Task to complete → Print every record exactly, omitting none.

==== Recorded information

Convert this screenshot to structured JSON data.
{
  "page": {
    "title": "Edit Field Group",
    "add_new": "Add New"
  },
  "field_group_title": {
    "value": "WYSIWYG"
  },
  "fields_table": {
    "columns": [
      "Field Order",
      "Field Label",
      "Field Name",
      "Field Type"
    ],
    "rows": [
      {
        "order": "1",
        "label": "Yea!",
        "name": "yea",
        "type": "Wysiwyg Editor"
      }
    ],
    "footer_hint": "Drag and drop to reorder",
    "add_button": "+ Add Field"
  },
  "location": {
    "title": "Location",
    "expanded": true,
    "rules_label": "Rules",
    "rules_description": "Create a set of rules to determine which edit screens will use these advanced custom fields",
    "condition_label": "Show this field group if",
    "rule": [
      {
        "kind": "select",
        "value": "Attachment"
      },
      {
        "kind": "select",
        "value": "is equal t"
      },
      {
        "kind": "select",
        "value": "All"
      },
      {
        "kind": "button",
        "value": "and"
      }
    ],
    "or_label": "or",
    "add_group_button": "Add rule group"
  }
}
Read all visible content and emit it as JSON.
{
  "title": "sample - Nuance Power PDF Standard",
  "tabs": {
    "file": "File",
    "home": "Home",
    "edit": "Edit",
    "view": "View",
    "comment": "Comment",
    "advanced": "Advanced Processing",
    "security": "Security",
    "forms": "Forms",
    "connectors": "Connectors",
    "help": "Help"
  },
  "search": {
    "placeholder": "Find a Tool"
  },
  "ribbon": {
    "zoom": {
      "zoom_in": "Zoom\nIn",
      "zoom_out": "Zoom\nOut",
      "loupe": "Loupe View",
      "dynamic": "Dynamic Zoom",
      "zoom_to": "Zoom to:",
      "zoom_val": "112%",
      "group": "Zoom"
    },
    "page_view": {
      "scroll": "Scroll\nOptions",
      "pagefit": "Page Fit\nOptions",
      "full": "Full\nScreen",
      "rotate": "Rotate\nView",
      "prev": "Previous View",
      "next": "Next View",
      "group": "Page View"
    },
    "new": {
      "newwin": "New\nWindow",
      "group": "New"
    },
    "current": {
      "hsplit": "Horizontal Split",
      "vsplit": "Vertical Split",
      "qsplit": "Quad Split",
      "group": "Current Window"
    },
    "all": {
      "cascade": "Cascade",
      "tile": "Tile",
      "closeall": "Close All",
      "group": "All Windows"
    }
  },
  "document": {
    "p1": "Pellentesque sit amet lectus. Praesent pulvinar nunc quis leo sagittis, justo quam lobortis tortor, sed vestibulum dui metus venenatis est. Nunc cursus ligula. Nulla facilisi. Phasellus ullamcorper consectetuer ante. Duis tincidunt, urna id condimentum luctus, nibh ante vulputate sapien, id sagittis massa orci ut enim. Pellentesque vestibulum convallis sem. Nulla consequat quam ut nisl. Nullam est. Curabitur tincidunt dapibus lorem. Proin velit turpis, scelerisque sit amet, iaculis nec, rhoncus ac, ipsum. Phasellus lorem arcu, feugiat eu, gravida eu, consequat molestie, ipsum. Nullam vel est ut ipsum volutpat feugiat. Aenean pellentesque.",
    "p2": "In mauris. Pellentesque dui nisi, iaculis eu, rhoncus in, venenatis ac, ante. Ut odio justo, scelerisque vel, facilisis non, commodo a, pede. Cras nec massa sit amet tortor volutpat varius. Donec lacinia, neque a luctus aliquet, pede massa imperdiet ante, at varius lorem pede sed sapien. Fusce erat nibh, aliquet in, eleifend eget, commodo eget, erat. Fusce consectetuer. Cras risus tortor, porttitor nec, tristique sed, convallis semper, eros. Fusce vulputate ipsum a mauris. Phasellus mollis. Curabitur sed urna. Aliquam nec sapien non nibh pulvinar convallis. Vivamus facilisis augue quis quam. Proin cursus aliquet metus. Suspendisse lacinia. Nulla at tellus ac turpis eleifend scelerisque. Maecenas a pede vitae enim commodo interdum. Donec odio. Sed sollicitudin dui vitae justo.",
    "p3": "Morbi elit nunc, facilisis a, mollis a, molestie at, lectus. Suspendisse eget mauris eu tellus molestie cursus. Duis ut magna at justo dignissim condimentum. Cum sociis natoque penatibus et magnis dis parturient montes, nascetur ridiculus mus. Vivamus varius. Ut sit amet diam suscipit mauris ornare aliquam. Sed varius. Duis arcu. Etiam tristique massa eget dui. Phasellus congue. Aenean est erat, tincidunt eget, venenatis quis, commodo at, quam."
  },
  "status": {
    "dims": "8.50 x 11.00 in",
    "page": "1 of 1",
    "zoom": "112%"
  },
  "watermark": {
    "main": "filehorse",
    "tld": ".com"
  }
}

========

Response below →
Convert this screenshot to structured JSON data.
{
  "page": {
    "title": "Edit Field Group",
    "add_new": "Add New"
  },
  "field_group_title": {
    "value": "WYSIWYG"
  },
  "fields_table": {
    "columns": [
      "Field Order",
      "Field Label",
      "Field Name",
      "Field Type"
    ],
    "rows": [
      {
        "order": "1",
        "label": "Yea!",
        "name": "yea",
        "type": "Wysiwyg Editor"
      }
    ],
    "footer_hint": "Drag and drop to reorder",
    "add_button": "+ Add Field"
  },
  "location": {
    "title": "Location",
    "expanded": true,
    "rules_label": "Rules",
    "rules_description": "Create a set of rules to determine which edit screens will use these advanced custom fields",
    "condition_label": "Show this field group if",
    "rule": [
      {
        "kind": "select",
        "value": "Attachment"
      },
      {
        "kind": "select",
        "value": "is equal t"
      },
      {
        "kind": "select",
        "value": "All"
      },
      {
        "kind": "button",
        "value": "and"
      }
    ],
    "or_label": "or",
    "add_group_button": "Add rule group"
  }
}
Read all visible content and emit it as JSON.
{
  "title": "sample - Nuance Power PDF Standard",
  "tabs": {
    "file": "File",
    "home": "Home",
    "edit": "Edit",
    "view": "View",
    "comment": "Comment",
    "advanced": "Advanced Processing",
    "security": "Security",
    "forms": "Forms",
    "connectors": "Connectors",
    "help": "Help"
  },
  "search": {
    "placeholder": "Find a Tool"
  },
  "ribbon": {
    "zoom": {
      "zoom_in": "Zoom\nIn",
      "zoom_out": "Zoom\nOut",
      "loupe": "Loupe View",
      "dynamic": "Dynamic Zoom",
      "zoom_to": "Zoom to:",
      "zoom_val": "112%",
      "group": "Zoom"
    },
    "page_view": {
      "scroll": "Scroll\nOptions",
      "pagefit": "Page Fit\nOptions",
      "full": "Full\nScreen",
      "rotate": "Rotate\nView",
      "prev": "Previous View",
      "next": "Next View",
      "group": "Page View"
    },
    "new": {
      "newwin": "New\nWindow",
      "group": "New"
    },
    "current": {
      "hsplit": "Horizontal Split",
      "vsplit": "Vertical Split",
      "qsplit": "Quad Split",
      "group": "Current Window"
    },
    "all": {
      "cascade": "Cascade",
      "tile": "Tile",
      "closeall": "Close All",
      "group": "All Windows"
    }
  },
  "document": {
    "p1": "Pellentesque sit amet lectus. Praesent pulvinar nunc quis leo sagittis, justo quam lobortis tortor, sed vestibulum dui metus venenatis est. Nunc cursus ligula. Nulla facilisi. Phasellus ullamcorper consectetuer ante. Duis tincidunt, urna id condimentum luctus, nibh ante vulputate sapien, id sagittis massa orci ut enim. Pellentesque vestibulum convallis sem. Nulla consequat quam ut nisl. Nullam est. Curabitur tincidunt dapibus lorem. Proin velit turpis, scelerisque sit amet, iaculis nec, rhoncus ac, ipsum. Phasellus lorem arcu, feugiat eu, gravida eu, consequat molestie, ipsum. Nullam vel est ut ipsum volutpat feugiat. Aenean pellentesque.",
    "p2": "In mauris. Pellentesque dui nisi, iaculis eu, rhoncus in, venenatis ac, ante. Ut odio justo, scelerisque vel, facilisis non, commodo a, pede. Cras nec massa sit amet tortor volutpat varius. Donec lacinia, neque a luctus aliquet, pede massa imperdiet ante, at varius lorem pede sed sapien. Fusce erat nibh, aliquet in, eleifend eget, commodo eget, erat. Fusce consectetuer. Cras risus tortor, porttitor nec, tristique sed, convallis semper, eros. Fusce vulputate ipsum a mauris. Phasellus mollis. Curabitur sed urna. Aliquam nec sapien non nibh pulvinar convallis. Vivamus facilisis augue quis quam. Proin cursus aliquet metus. Suspendisse lacinia. Nulla at tellus ac turpis eleifend scelerisque. Maecenas a pede vitae enim commodo interdum. Donec odio. Sed sollicitudin dui vitae justo.",
    "p3": "Morbi elit nunc, facilisis a, mollis a, molestie at, lectus. Suspendisse eget mauris eu tellus molestie cursus. Duis ut magna at justo dignissim condimentum. Cum sociis natoque penatibus et magnis dis parturient montes, nascetur ridiculus mus. Vivamus varius. Ut sit amet diam suscipit mauris ornare aliquam. Sed varius. Duis arcu. Etiam tristique massa eget dui. Phasellus congue. Aenean est erat, tincidunt eget, venenatis quis, commodo at, quam."
  },
  "status": {
    "dims": "8.50 x 11.00 in",
    "page": "1 of 1",
    "zoom": "112%"
  },
  "watermark": {
    "main": "filehorse",
    "tld": ".com"
  }
}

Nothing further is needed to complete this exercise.